The feature allows users to explain how they feel about a video.


For years now, YouTube has been getting progressively worse for YouTubers, as a platform where creators can ply their trade and rely on a mutually beneficial relationship with the giant that they helped create, and continue to help sustain.

But it seems that the bigger YouTube gets – the less interested it is in making creators feel safe, or even welcome on the platform. Is this about short-term arrogance, or long-term stupidity on the part of YouTube? Maybe both? Only time will tell.

In the meantime, a series of “apocalypses” happened over the past few years – policy changes and enforcements brought on by YouTube that ended up, to various degrees, undermining creators' ability to reach audiences and monetize.

One of the issues YouTubers have been keeping an eye on ever since early 2019 has been the platform's idea to remove the dislike button from their videos.

This idea came despite the fact that the number of upvotes and downvotes is a useful metric both to creators as to the performance of their content – and to their audiences.
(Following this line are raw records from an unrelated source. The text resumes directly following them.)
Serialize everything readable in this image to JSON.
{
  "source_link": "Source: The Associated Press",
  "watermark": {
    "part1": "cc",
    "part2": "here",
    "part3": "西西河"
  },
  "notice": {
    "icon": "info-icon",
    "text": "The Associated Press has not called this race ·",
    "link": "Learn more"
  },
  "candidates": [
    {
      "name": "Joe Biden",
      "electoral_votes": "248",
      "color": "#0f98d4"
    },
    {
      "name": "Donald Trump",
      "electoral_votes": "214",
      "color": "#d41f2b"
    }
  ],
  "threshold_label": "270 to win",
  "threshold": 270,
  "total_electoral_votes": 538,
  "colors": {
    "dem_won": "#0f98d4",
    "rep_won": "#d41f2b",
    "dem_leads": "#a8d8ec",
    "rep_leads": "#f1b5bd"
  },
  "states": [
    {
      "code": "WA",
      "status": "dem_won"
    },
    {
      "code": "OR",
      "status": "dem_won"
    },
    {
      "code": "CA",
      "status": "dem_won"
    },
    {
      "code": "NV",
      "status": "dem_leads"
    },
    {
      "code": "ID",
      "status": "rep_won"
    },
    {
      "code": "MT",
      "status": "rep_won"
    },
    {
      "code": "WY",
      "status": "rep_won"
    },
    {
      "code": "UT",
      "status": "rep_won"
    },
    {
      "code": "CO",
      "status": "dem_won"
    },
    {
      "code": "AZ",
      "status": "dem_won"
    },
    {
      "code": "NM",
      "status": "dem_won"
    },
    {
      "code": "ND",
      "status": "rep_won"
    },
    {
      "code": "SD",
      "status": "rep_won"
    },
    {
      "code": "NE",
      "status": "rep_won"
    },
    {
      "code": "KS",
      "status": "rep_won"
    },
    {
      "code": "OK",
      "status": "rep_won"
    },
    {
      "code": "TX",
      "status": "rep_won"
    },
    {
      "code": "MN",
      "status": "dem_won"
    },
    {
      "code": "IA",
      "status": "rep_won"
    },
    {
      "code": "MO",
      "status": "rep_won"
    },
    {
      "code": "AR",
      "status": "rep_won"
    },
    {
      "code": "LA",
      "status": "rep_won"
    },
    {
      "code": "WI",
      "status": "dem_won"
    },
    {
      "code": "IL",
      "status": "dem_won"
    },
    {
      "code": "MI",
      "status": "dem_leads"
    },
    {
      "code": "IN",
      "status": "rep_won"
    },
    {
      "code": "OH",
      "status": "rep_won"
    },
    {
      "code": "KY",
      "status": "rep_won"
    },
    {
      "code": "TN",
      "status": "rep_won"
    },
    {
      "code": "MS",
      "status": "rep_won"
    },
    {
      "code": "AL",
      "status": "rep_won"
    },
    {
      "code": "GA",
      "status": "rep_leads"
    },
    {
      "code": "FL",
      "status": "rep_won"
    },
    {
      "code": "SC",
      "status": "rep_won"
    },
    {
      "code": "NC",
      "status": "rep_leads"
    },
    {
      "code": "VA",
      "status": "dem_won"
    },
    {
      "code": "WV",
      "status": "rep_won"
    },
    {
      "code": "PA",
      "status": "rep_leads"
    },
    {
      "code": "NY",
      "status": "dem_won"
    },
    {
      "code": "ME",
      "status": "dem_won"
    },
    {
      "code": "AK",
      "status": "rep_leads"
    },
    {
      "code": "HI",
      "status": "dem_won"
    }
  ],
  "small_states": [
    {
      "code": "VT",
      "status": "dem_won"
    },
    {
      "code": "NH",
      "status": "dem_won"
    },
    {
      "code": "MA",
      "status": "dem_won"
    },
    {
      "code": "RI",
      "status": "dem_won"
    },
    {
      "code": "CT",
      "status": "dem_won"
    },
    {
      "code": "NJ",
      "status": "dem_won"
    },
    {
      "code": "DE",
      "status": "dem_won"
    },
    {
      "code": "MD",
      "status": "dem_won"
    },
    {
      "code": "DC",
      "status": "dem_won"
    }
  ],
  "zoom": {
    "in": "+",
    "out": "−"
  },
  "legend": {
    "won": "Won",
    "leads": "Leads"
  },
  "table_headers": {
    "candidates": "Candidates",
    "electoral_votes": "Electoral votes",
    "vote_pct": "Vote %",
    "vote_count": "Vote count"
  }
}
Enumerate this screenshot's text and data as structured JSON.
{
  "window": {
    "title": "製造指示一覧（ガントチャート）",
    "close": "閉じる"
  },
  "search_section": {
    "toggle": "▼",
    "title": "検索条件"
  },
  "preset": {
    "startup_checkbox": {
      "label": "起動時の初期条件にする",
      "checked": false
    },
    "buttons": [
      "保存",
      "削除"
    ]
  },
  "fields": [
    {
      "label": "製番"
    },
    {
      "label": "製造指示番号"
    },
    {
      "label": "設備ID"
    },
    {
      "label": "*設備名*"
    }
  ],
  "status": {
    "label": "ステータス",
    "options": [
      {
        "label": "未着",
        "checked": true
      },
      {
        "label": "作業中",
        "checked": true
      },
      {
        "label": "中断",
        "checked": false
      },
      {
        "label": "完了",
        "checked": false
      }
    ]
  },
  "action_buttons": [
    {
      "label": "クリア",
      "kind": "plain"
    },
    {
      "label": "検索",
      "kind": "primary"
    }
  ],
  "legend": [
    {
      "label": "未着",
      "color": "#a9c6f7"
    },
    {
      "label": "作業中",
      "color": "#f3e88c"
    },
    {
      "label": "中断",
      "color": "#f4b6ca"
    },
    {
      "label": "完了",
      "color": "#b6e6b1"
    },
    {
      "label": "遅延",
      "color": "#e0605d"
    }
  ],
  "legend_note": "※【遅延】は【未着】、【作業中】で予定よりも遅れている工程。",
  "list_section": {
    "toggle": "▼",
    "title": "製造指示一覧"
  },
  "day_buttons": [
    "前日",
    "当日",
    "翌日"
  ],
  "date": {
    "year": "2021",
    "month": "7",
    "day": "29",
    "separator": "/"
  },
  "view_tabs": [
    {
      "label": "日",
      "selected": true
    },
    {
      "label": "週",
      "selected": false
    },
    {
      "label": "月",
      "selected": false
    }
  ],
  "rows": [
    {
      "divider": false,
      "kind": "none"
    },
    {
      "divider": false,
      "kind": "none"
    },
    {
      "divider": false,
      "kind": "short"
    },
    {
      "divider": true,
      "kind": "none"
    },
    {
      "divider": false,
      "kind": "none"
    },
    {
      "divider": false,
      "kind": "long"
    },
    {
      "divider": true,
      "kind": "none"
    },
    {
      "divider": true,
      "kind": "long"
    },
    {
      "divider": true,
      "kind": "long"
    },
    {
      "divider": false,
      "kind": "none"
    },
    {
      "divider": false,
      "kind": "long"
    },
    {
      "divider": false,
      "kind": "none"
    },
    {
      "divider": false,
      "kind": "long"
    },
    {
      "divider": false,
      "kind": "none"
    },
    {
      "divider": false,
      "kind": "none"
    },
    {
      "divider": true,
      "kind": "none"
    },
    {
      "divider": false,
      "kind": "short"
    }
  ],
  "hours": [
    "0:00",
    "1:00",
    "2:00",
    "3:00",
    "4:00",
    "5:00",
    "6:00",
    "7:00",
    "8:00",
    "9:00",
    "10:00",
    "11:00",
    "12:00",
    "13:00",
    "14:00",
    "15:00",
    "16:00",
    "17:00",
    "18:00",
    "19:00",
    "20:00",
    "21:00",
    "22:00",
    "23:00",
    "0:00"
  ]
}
At the same time, critics said, the move to get rid of the dislike button was just a way for YouTube to hide that certain content was unpopular.

At the time, however, YouTube's Director of Project Management Tom Leung broke down the consideration into these components: switching off downvoting altogether; disabling both likes and dislikes by default; asking people to explain why they disliked a video; or, removing the dislike count.

And now, we have an update on how this “war on dislikes” is progressing over at YouTube, thanks to Creator Insider, “an informal YouTube channel” that's meant to “share information from the YouTube creator technical team with the wider creator community.”

For being “informal” as it states to be – this channel sure seems to be pretty well-versed in corporate-speak:

“No big changes imminently – we'll always be experimenting and researching how we can have a better experience for all stakeholders,” said Leung.

And “teams” will also be “evaluating how to make that the best experience for viewers and creators.”

That's a lot of business jargon in several rather short sentences. If you are a YouTube creator whose livelihood depends on this kind of claptrap – do you feel at all reassured by your platform promising to “always be experimenting?”

In any case – this is the best Creator Insider could come up with at this time, in terms of reassuring creators that their lives would not be made any more difficult or complicated on the platform going forward, than they already are.

“Even with this experimentation around this, the goal will always be to (…) improve creator well-being, as well as maintain objectivity on the platform,” added Leung, short on useful details or any actual explanation – but still rich on corporatespeak.


Didi Rankovic

Didi Rankovic is an experienced online journalist, editor, and translator, with a career spanning over ten years writing for major a English-language website in Serbia, and previously working as translator for international organizations and peacekeepers in the Balkans. Rankovic is passionate about free and open source tech and is a head contributor for Reclaim The Net, focusing on lead stories. [email protected]